In a recent article SMU 2nd year coach Sonny Dykes was talking about his quarterback Shane Buechele, who saw action in 2017 at the University of Texas before transferring over to the Mustangs. Dykes paused and then shot straight: “The transfer thing, for us, is a gold mine,” Dykes said.
Buechele is one of a slew of talented transfers sliding into the SMU program and seemingly into the line up for the Mustangs who are making fast work of becoming more competitive in the AAC West and are looking to build on the gold rush.
In fact, SMU has 18 transfers (excluding JUCOs) on the roster with players ranging from a pair of linebackers from Texas A&M and Auburn, a tight end from Alabama, another gifted looking tight end from Rice, players from Notre Dame, Illinois, West Virginia, UCLA, Boston College, Arkansas and Nebraska, among others.
Currently, the Pirates enjoy the talents of three (3) similar-type transfers. Two specialists in Punter Jonn Young (WVU) and Deep Snapper Keaton Forbes (App St.) along with late-signee WR Audie Omotosho (UCLA).
Former Coach Ruffin McNeill used to say that he didn’t want to microwave it at ECU, referring to fast-fixes with transfers who usually carry a lot of baggage.
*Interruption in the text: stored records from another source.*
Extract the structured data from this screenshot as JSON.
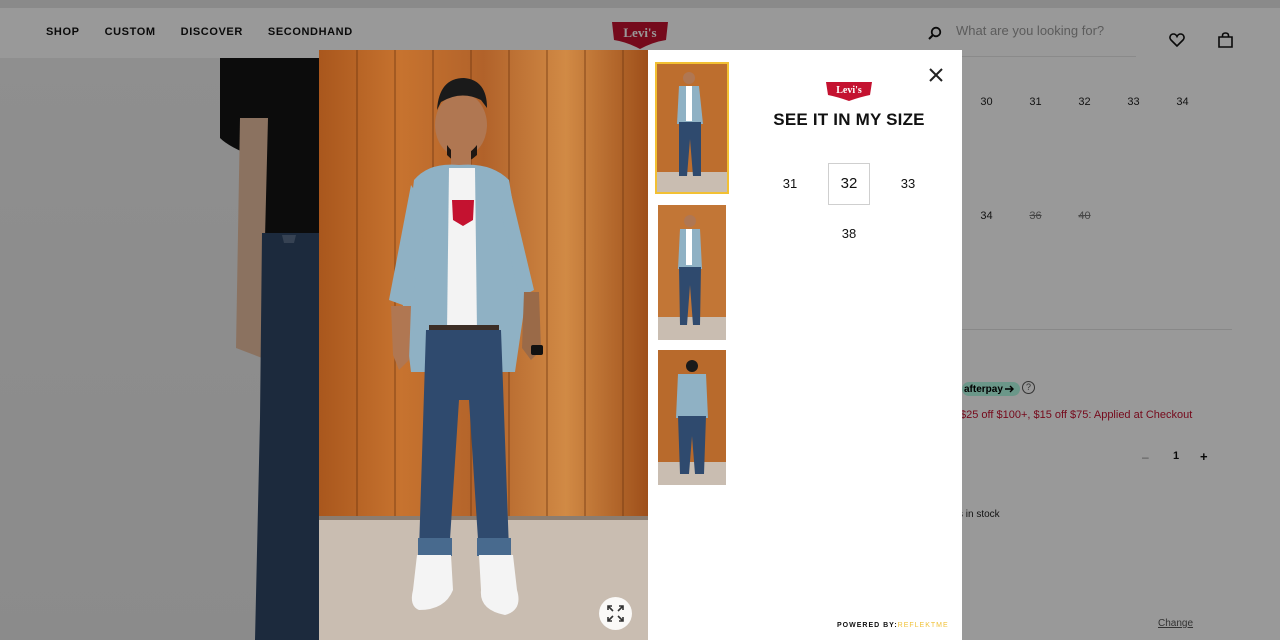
{
  "header": {
    "nav": [
      "SHOP",
      "CUSTOM",
      "DISCOVER",
      "SECONDHAND"
    ],
    "logo_text": "Levi's",
    "search_placeholder": "What are you looking for?"
  },
  "product_panel": {
    "waist_sizes": [
      "30",
      "31",
      "32",
      "33",
      "34"
    ],
    "length_sizes": [
      "34",
      "36",
      "40"
    ],
    "payment_badge": "afterpay",
    "help_icon": "?",
    "promo": "$25 off $100+, $15 off $75: Applied at Checkout",
    "quantity": {
      "minus": "–",
      "value": "1",
      "plus": "+"
    },
    "stock_text": "s in stock",
    "change_link": "Change"
  },
  "modal": {
    "logo_text": "Levi's",
    "title": "SEE IT IN MY SIZE",
    "sizes": [
      "31",
      "32",
      "33",
      "38"
    ],
    "selected_size": "32",
    "powered_by_label": "POWERED BY:",
    "powered_by_brand": "REFLEKTME",
    "icons": {
      "close": "close-icon",
      "expand": "expand-icon"
    }
  },
  "colors": {
    "brand_red": "#c41230",
    "thumb_active_border": "#f2c033",
    "promo_text": "#c41230",
    "afterpay_bg": "#b2fce4"
  }
}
And that may be the best way to go.
But with the advent of grad transfers who can play right away – and many of those starting to be guys graduating in three years (sometimes with two years of eligibility) are the Pirates missing the boat? Is there somewhere between slow-cooking and the microwave?
If you take a look around the AAC East, you see a similar trend, particularly atop the league where Cincinnati boasts a roster with 17 transfers (from schools like Alabama, Penn State, Ohio State, Michigan, and Boston College) and UCF carries 7 including players from Virginia Tech, Notre Dame, Ole Miss, Wisconsin, and Ohio State. South Florida rosters 12 such transfers hailing from places like Alabama, Michigan, Penn State, Tennessee, Arizona State, UNC-CH, and Oklahoma. And, Temple, is employing 7 key transfers as well including players from Penn State, Baylor, Pitt, and LSU.
Joke of the post: I didn’t bother researching UConn…it would have been a waste of time.
Prior to preseason camp, UCF Coach Josh Heupel zeroed in right away on the value quality transfers bring to a team (a championship team in his case): “We have a couple transfers, a grad transfer and junior college transfer who has been here since the middle of May. I think they’re going to add great competition immediately.”
The Knights seem to be very strategic in the positions they court from big schools and the transfer portal: LINEMEN. And that strategy makes huge sense. Consider that for most college programs, the cost of a scholarship for an offensive or defensive lineman is well worth the money spent if you get two seasons with the guy on the depth chart…three seasons and you have struck big-time gold. So logic, IMO, would follow that if you are going to bring in transfers (meaning older veteran guys) go with the guys who are just coming into their “money” seasons, where they have been in an S&C program preparing to play for the last 2-3 seasons. At UCF of their 7 key transfers, there are 3 OLs, 2 TEs, and 2 DLs…guys who will be blocking and guys who will be battling guys who block.
Pivot over to Charlie Strong at USF and its pretty much virtual shopping for the Bulls and the coach wasn’t bashful about his intentions when he signed his prep class as to how he intended to improve his team.
“There’s 1,400 names right now in the portal,” Strong said back around signing day, “so you’re gonna be able to go in and get the guys that you need, which will be a great asset to us in our program.”
He delivered on that promise and his roster carries 12 such transfers and get this, it is likely that almost 20% of his two-deep heading into this season will be transfers of this type.
Food for thought as the Pirates try to ascend the AAC East standings. I share Heupel’s strategy to farm the portal for linemen, offensive and defensive. Maybe also if there are some absolute gems in other positions, but resist where you can grow talent and positions where younger guys traditionally can step in (skill positions).
IMO, over utilizing transfers decays the relationship between the fan base and the program as players are not here long enough to develop a rapport with the fans. A “Guns for hire” team also runs the risk of leaving fans less satisfied even in victory. I loved Dominique Davis and Philip Nelson, but Shane Carden and Jeff Blake are baked into the fabric of ECU lore. Aundrae Allison…awesome…Lance Lewis also awesome, but will never be to ECU what Justin Hardy, Hunter Gallimore, Luke Fisher, Dwayne Harris, and Zay Jones, et al, are. But sometimes, you get that two or three big time guys and they can keep a rolling program rolling. So maybe, our time for really dipping into the transfer portal is a few years down the road when the program is moving along with a rich talent pipeline and in need really only for a guy or two to make a difference here and there or for added depth.
Would love to hear your thoughts on the transfer portal era that has dawned in college football and what you think ECU’s position/strategy should be when it comes to roster building.
Go Pirates! Beat State!